Last Monday Buckingham Palace announced the King was undergoing treatment for cancer, and had been advised by his doctors to postpone his public-facing duties.

The diagnosis comes after the King's recent hospital visit for benign prostate enlargement, during which the palace said "a separate issue of concern was noted".

In a message the 75-year-old monarch wrote: “I would like to express my most heartfelt thanks for the many messages of support and good wishes I have received in recent days.

"As all those who have been affected by cancer will know, such kind thoughts are the greatest comfort and encouragement.

"It is equally heartening to hear how sharing my own diagnosis has helped promote public understanding and shine a light on the work of all those organisations which support cancer patients and their families across the UK and wider world.

"My lifelong admiration for their tireless care and dedication is all the greater as a result of my own personal experience."

Senior royals - including Queen Camilla and Prince of Wales - have been taking on his duties for some events while he undergoes treatment.
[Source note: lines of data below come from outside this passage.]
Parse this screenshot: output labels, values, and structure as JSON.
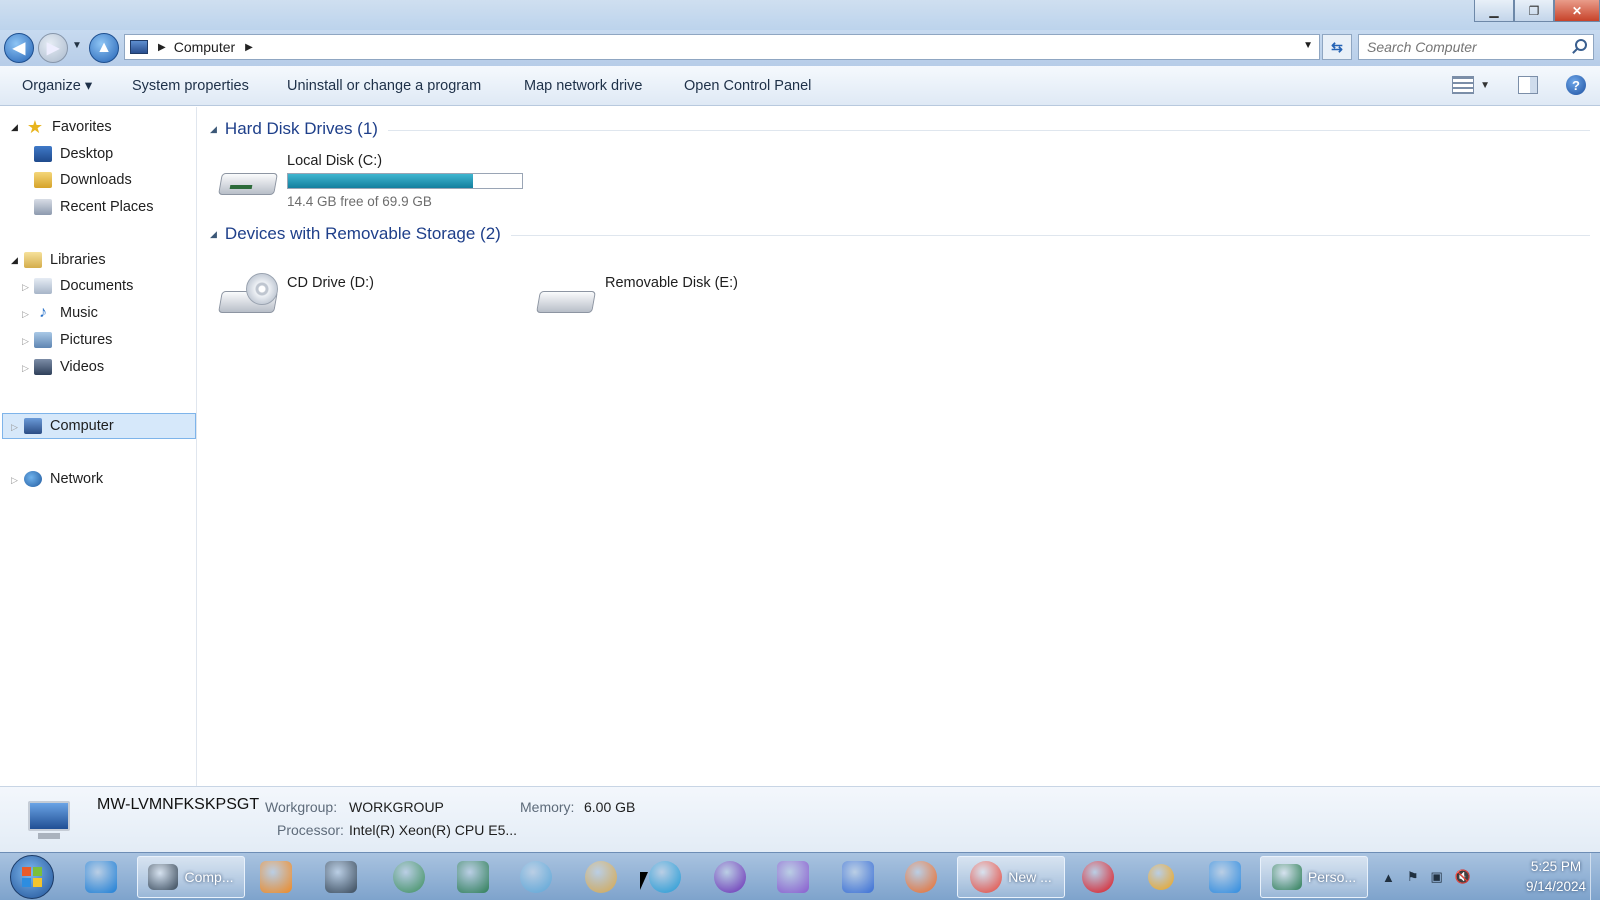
{
  "window": {
    "buttons": {
      "minimize": "▁",
      "restore": "❐",
      "close": "✕"
    }
  },
  "address": {
    "crumbs": [
      "Computer"
    ],
    "search_placeholder": "Search Computer"
  },
  "toolbar": {
    "organize": "Organize ▾",
    "system_properties": "System properties",
    "uninstall": "Uninstall or change a program",
    "map_network": "Map network drive",
    "control_panel": "Open Control Panel"
  },
  "sidebar": {
    "favorites": {
      "label": "Favorites",
      "items": [
        "Desktop",
        "Downloads",
        "Recent Places"
      ]
    },
    "libraries": {
      "label": "Libraries",
      "items": [
        "Documents",
        "Music",
        "Pictures",
        "Videos"
      ]
    },
    "computer": "Computer",
    "network": "Network"
  },
  "groups": {
    "hdd": {
      "title": "Hard Disk Drives (1)",
      "drives": [
        {
          "name": "Local Disk (C:)",
          "usage_text": "14.4 GB free of 69.9 GB",
          "used_fraction": 0.79
        }
      ]
    },
    "removable": {
      "title": "Devices with Removable Storage (2)",
      "drives": [
        {
          "name": "CD Drive (D:)"
        },
        {
          "name": "Removable Disk (E:)"
        }
      ]
    }
  },
  "details": {
    "computer_name": "MW-LVMNFKSKPSGT",
    "workgroup_label": "Workgroup:",
    "workgroup_value": "WORKGROUP",
    "memory_label": "Memory:",
    "memory_value": "6.00 GB",
    "processor_label": "Processor:",
    "processor_value": "Intel(R) Xeon(R) CPU E5..."
  },
  "taskbar": {
    "explorer_label": "Comp...",
    "chrome_label": "New ...",
    "person_label": "Perso...",
    "time": "5:25 PM",
    "date": "9/14/2024",
    "colors": {
      "ie": "#1e7fd6",
      "media": "#f08a24",
      "terminal": "#3a4a5a",
      "globe": "#3b8f5a",
      "sheet": "#2f7f57",
      "people": "#5aa6d8",
      "paint": "#d9a84a",
      "edge": "#1d9ad6",
      "yahoo": "#6a2bb5",
      "vs": "#8a5cd0",
      "feather": "#3a6fd6",
      "firefox": "#ef6a24",
      "chrome": "#ea4335",
      "opera": "#e0131b",
      "ring": "#f2a516",
      "winflag": "#2f8ce0"
    }
  }
}
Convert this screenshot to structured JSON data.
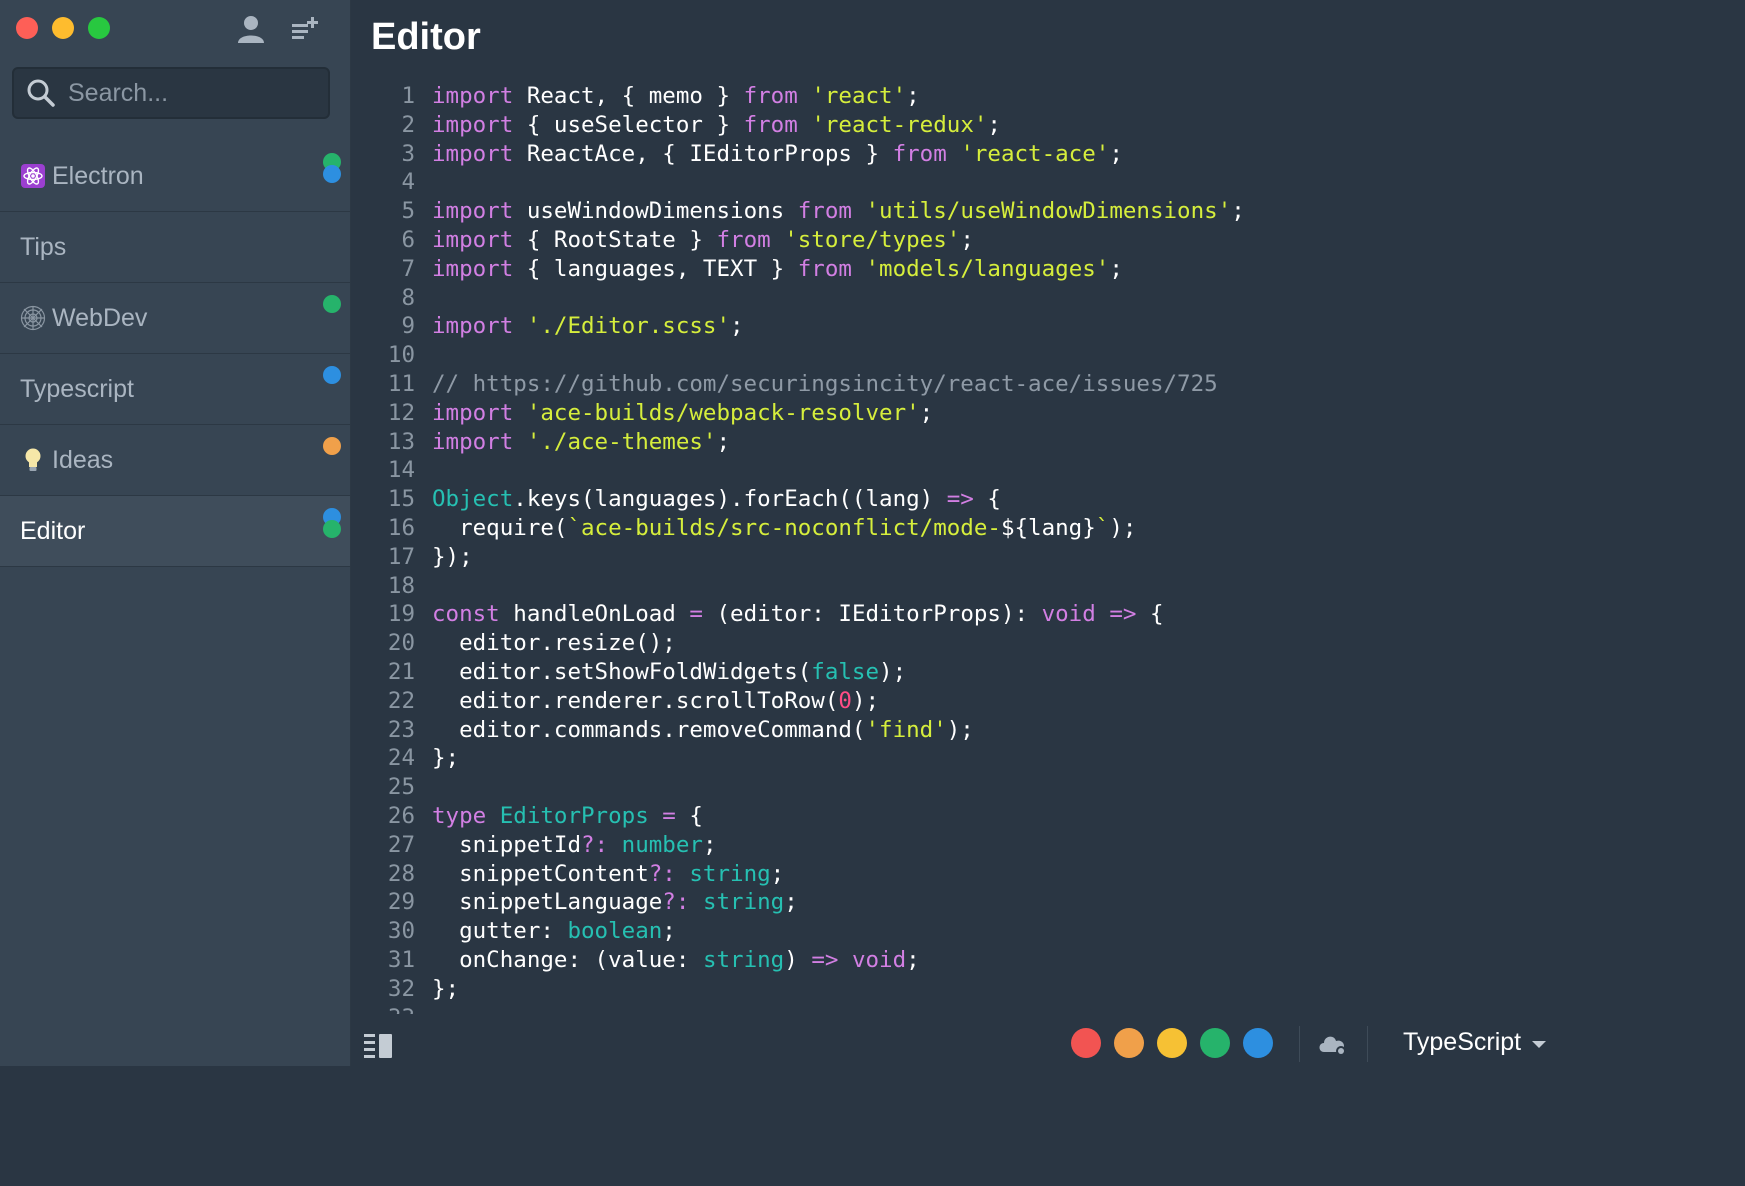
{
  "sidebar": {
    "search_placeholder": "Search...",
    "items": [
      {
        "label": "Electron",
        "icon": "atom-icon",
        "dots": [
          "#26b36b",
          "#2d8fe0"
        ],
        "active": false
      },
      {
        "label": "Tips",
        "icon": "",
        "dots": [],
        "active": false
      },
      {
        "label": "WebDev",
        "icon": "spider-web-icon",
        "dots": [
          "#26b36b"
        ],
        "active": false
      },
      {
        "label": "Typescript",
        "icon": "",
        "dots": [
          "#2d8fe0"
        ],
        "active": false
      },
      {
        "label": "Ideas",
        "icon": "lightbulb-icon",
        "dots": [
          "#f0a04a"
        ],
        "active": false
      },
      {
        "label": "Editor",
        "icon": "",
        "dots": [
          "#2d8fe0",
          "#26b36b"
        ],
        "active": true
      }
    ]
  },
  "editor": {
    "title": "Editor",
    "language": "TypeScript",
    "color_tags": [
      "#f25452",
      "#f0a04a",
      "#f6c134",
      "#26b36b",
      "#2d8fe0"
    ],
    "lines": [
      [
        [
          "kw",
          "import"
        ],
        [
          "p",
          " React, { memo } "
        ],
        [
          "kw",
          "from"
        ],
        [
          "p",
          " "
        ],
        [
          "s",
          "'react'"
        ],
        [
          "p",
          ";"
        ]
      ],
      [
        [
          "kw",
          "import"
        ],
        [
          "p",
          " { useSelector } "
        ],
        [
          "kw",
          "from"
        ],
        [
          "p",
          " "
        ],
        [
          "s",
          "'react-redux'"
        ],
        [
          "p",
          ";"
        ]
      ],
      [
        [
          "kw",
          "import"
        ],
        [
          "p",
          " ReactAce, { IEditorProps } "
        ],
        [
          "kw",
          "from"
        ],
        [
          "p",
          " "
        ],
        [
          "s",
          "'react-ace'"
        ],
        [
          "p",
          ";"
        ]
      ],
      [],
      [
        [
          "kw",
          "import"
        ],
        [
          "p",
          " useWindowDimensions "
        ],
        [
          "kw",
          "from"
        ],
        [
          "p",
          " "
        ],
        [
          "s",
          "'utils/useWindowDimensions'"
        ],
        [
          "p",
          ";"
        ]
      ],
      [
        [
          "kw",
          "import"
        ],
        [
          "p",
          " { RootState } "
        ],
        [
          "kw",
          "from"
        ],
        [
          "p",
          " "
        ],
        [
          "s",
          "'store/types'"
        ],
        [
          "p",
          ";"
        ]
      ],
      [
        [
          "kw",
          "import"
        ],
        [
          "p",
          " { languages, TEXT } "
        ],
        [
          "kw",
          "from"
        ],
        [
          "p",
          " "
        ],
        [
          "s",
          "'models/languages'"
        ],
        [
          "p",
          ";"
        ]
      ],
      [],
      [
        [
          "kw",
          "import"
        ],
        [
          "p",
          " "
        ],
        [
          "s",
          "'./Editor.scss'"
        ],
        [
          "p",
          ";"
        ]
      ],
      [],
      [
        [
          "c",
          "// https://github.com/securingsincity/react-ace/issues/725"
        ]
      ],
      [
        [
          "kw",
          "import"
        ],
        [
          "p",
          " "
        ],
        [
          "s",
          "'ace-builds/webpack-resolver'"
        ],
        [
          "p",
          ";"
        ]
      ],
      [
        [
          "kw",
          "import"
        ],
        [
          "p",
          " "
        ],
        [
          "s",
          "'./ace-themes'"
        ],
        [
          "p",
          ";"
        ]
      ],
      [],
      [
        [
          "t",
          "Object"
        ],
        [
          "p",
          ".keys(languages).forEach((lang) "
        ],
        [
          "kw",
          "=>"
        ],
        [
          "p",
          " {"
        ]
      ],
      [
        [
          "p",
          "  require("
        ],
        [
          "s",
          "`ace-builds/src-noconflict/mode-"
        ],
        [
          "p",
          "${lang}"
        ],
        [
          "s",
          "`"
        ],
        [
          "p",
          ");"
        ]
      ],
      [
        [
          "p",
          "});"
        ]
      ],
      [],
      [
        [
          "kw",
          "const"
        ],
        [
          "p",
          " handleOnLoad "
        ],
        [
          "kw",
          "="
        ],
        [
          "p",
          " (editor: IEditorProps): "
        ],
        [
          "kw",
          "void"
        ],
        [
          "p",
          " "
        ],
        [
          "kw",
          "=>"
        ],
        [
          "p",
          " {"
        ]
      ],
      [
        [
          "p",
          "  editor.resize();"
        ]
      ],
      [
        [
          "p",
          "  editor.setShowFoldWidgets("
        ],
        [
          "t",
          "false"
        ],
        [
          "p",
          ");"
        ]
      ],
      [
        [
          "p",
          "  editor.renderer.scrollToRow("
        ],
        [
          "n",
          "0"
        ],
        [
          "p",
          ");"
        ]
      ],
      [
        [
          "p",
          "  editor.commands.removeCommand("
        ],
        [
          "s",
          "'find'"
        ],
        [
          "p",
          ");"
        ]
      ],
      [
        [
          "p",
          "};"
        ]
      ],
      [],
      [
        [
          "kw",
          "type"
        ],
        [
          "p",
          " "
        ],
        [
          "t",
          "EditorProps"
        ],
        [
          "p",
          " "
        ],
        [
          "kw",
          "="
        ],
        [
          "p",
          " {"
        ]
      ],
      [
        [
          "p",
          "  snippetId"
        ],
        [
          "kw",
          "?:"
        ],
        [
          "p",
          " "
        ],
        [
          "t",
          "number"
        ],
        [
          "p",
          ";"
        ]
      ],
      [
        [
          "p",
          "  snippetContent"
        ],
        [
          "kw",
          "?:"
        ],
        [
          "p",
          " "
        ],
        [
          "t",
          "string"
        ],
        [
          "p",
          ";"
        ]
      ],
      [
        [
          "p",
          "  snippetLanguage"
        ],
        [
          "kw",
          "?:"
        ],
        [
          "p",
          " "
        ],
        [
          "t",
          "string"
        ],
        [
          "p",
          ";"
        ]
      ],
      [
        [
          "p",
          "  gutter: "
        ],
        [
          "t",
          "boolean"
        ],
        [
          "p",
          ";"
        ]
      ],
      [
        [
          "p",
          "  onChange: (value: "
        ],
        [
          "t",
          "string"
        ],
        [
          "p",
          ") "
        ],
        [
          "kw",
          "=>"
        ],
        [
          "p",
          " "
        ],
        [
          "kw",
          "void"
        ],
        [
          "p",
          ";"
        ]
      ],
      [
        [
          "p",
          "};"
        ]
      ],
      []
    ]
  }
}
Prime Minister Rishi Sunak said he is in regular contact with the King and that he is thankful the illness was "caught early”.

Last week the mayor of London Sadiq Khan said he was “shocked” to hear about the King’s diagnosis saying all Londoners had him in their thoughts and prayers.

Speaking at an event on Tuesday he told LondonWorld: “The reason I think he’s incredibly brave and I welcome him sharing his news is that it will encourage others to get checked up with their doctors.

“We know from medical research but also anecdotal evidence that cancer is too prevalent in society. But also early detection and early diagnosis can save lives. I would encourage anyone who is concerned about their own health to get checked up.

“If you’re above a certain age man or woman you should be checked up regularly. I wish him all the best and the sooner he returns to full health the better.”